No Pat Answers
In price/performance ratio, parallelism far outstrips mainframes and single
RISC or Intel servers for many applications. Actual numbers will vary depending
upon the application.
It can be reassuring that early adopters have gone before you. Multiprocessor
systems have been used successfully for online transaction processing, data
warehousing, decision support, simulation and financial modeling. Vendors
can provide sample success stories to help with your cost/benefit analysis.
Database vendors finally have arrived on these platforms. Informix took
three years to rewrite its core database architecture to provide clustered
SMP and another year to accommodate MPP functionality. Sybase, Oracle and
IBM now also have integrated parallel processing capability into their database
Scalability is a major benefit. SMP is available from the low end, with
two- and four-way machines, up to the high end, where systems with eight
or more processors are outperforming mainframes for many applications. When
anticipated correctly, upgrades are relatively straightforward.
SMP cluster systems (multiple processors on multiple linked machines)
can overcome some of the operating system limitations in handling SMP. Hewlett-Packard,
for example, is touting the advantage of parallel server technology over
more traditional MPP architectures.
There are multiple sources. All major hardware vendors have a multiprocessor
product line, so you can shop around and count on continued competition,
variety and innovation among major systems.

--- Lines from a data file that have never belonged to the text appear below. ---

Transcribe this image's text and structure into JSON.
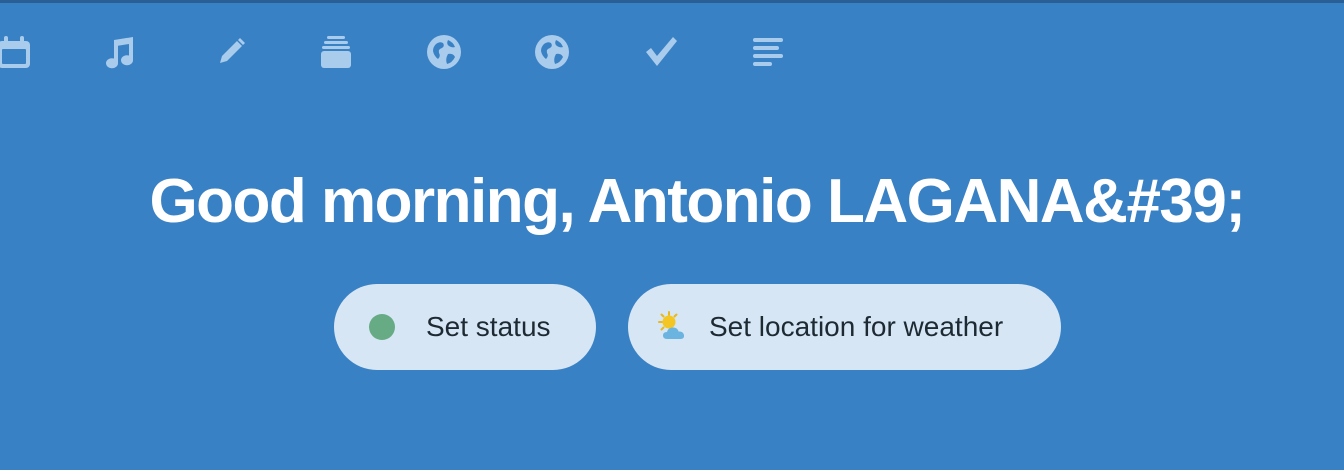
{
  "theme": {
    "background": "#3981c5",
    "icon_color": "#a9cbec",
    "pill_background": "#d6e6f4",
    "status_dot": "#66ab84"
  },
  "app_bar": {
    "icons": [
      {
        "name": "calendar-icon"
      },
      {
        "name": "music-note-icon"
      },
      {
        "name": "pencil-icon"
      },
      {
        "name": "stack-icon"
      },
      {
        "name": "globe-icon"
      },
      {
        "name": "globe-icon"
      },
      {
        "name": "checkmark-icon"
      },
      {
        "name": "text-lines-icon"
      }
    ]
  },
  "greeting": {
    "text": "Good morning, Antonio LAGANA&#39;"
  },
  "actions": {
    "status_label": "Set status",
    "weather_label": "Set location for weather"
  }
}
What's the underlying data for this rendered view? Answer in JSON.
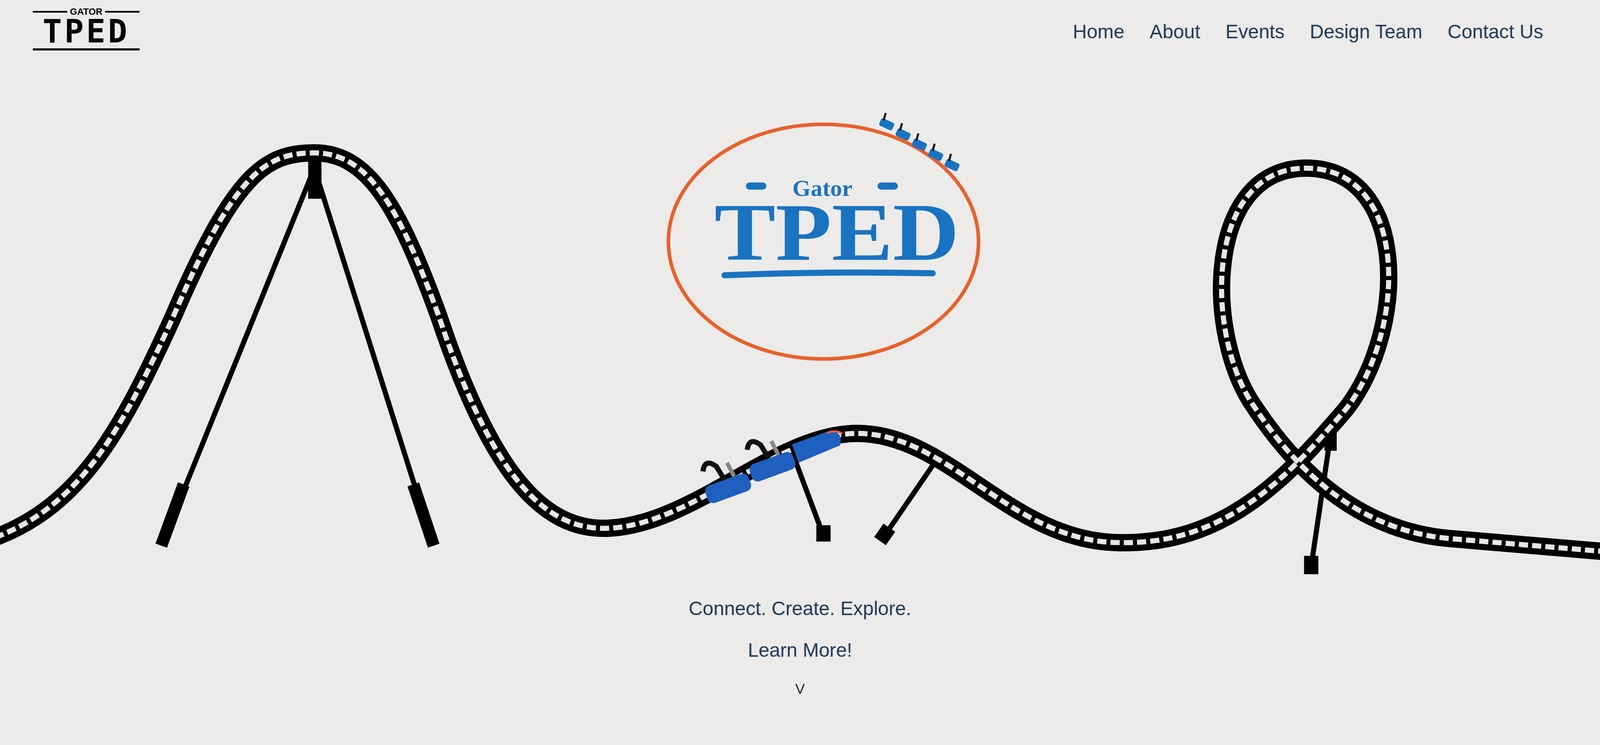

Choosing SMP, clustering or MPP should depend upon your specific applications
and goals. Solutions change almost as fast as definitions. It used to be
that data warehousing, which must store large volumes of data and provide
reasonable response times on queries for a large number of users, was an
application for MPP architectures. When detailed queries on massive amounts
of operational data were required in realtime--for instance, if you were
Mattel and needed to know how many Busy Gal Barbies sold in Boston in the
past hour--MPP was the answer. Now, SMP solutions and clusters should be
SMP is sure to become more popular as more tools and applications are developed
for these environments. And clusters do not necessarily require new hardware,
while MPP systems usually do.
Stop, Look and Listen
It is best to have an experienced, vendor-neutral guide when going through
this the first time. A few years ago, I was helping an internal IS team
responsible for recommending a server for a huge financial modeling, or
number-crunching, application. The IS department had initially recommended
adopting Windows NT on an Intel processor.
Once we modeled the application conceptually and simulated it on the users'
mainframe, we found single-processor server architectures to be inappropriate.
The application took 24 hours to run! There was not enough mainframe capacity
in this $40 billion corporation to handle such a new application. We ended
up testing with an eight-way Sun Sparcserver. The simulations, not possible
before the new financial modeling had been done, ran in a quarter of the
time they would have taken on the mainframe. Seeing the proof of the simulations
left no business choice but to adopt the new parallel technology.
We took several lessons from this experience. One was to slow down the users
and their eager programmers long enough to do simulations before entering
the recommendation stage. The full model allowed us to understand the nature
of the processes and data we were dealing with, and we gained the will to
go ahead and build applications that were not feasible with single-processor
We also learned to use the knowledge bases of the hardware, operating system
and database vendors in the presales process, just as we'd consult with
any other member of the team. Some vendor alliances are stronger than others.
We found that engineering partnerships are a lot deeper and more valuable
to users than mere marketing alliances. These show up in presales modeling
efforts and can help you choose vendor partners that are capable of working
Moving to parallel processing, especially in a distributed client/server
environment, is a big step. It may not be appropriate for every need, but
today there is no good reason not to consider it as an alternative.
Sally Atkins is president of IST Consulting, an affiliate
of NetSource, Inc., based in Boston. She can be reached at Sally@kins.com.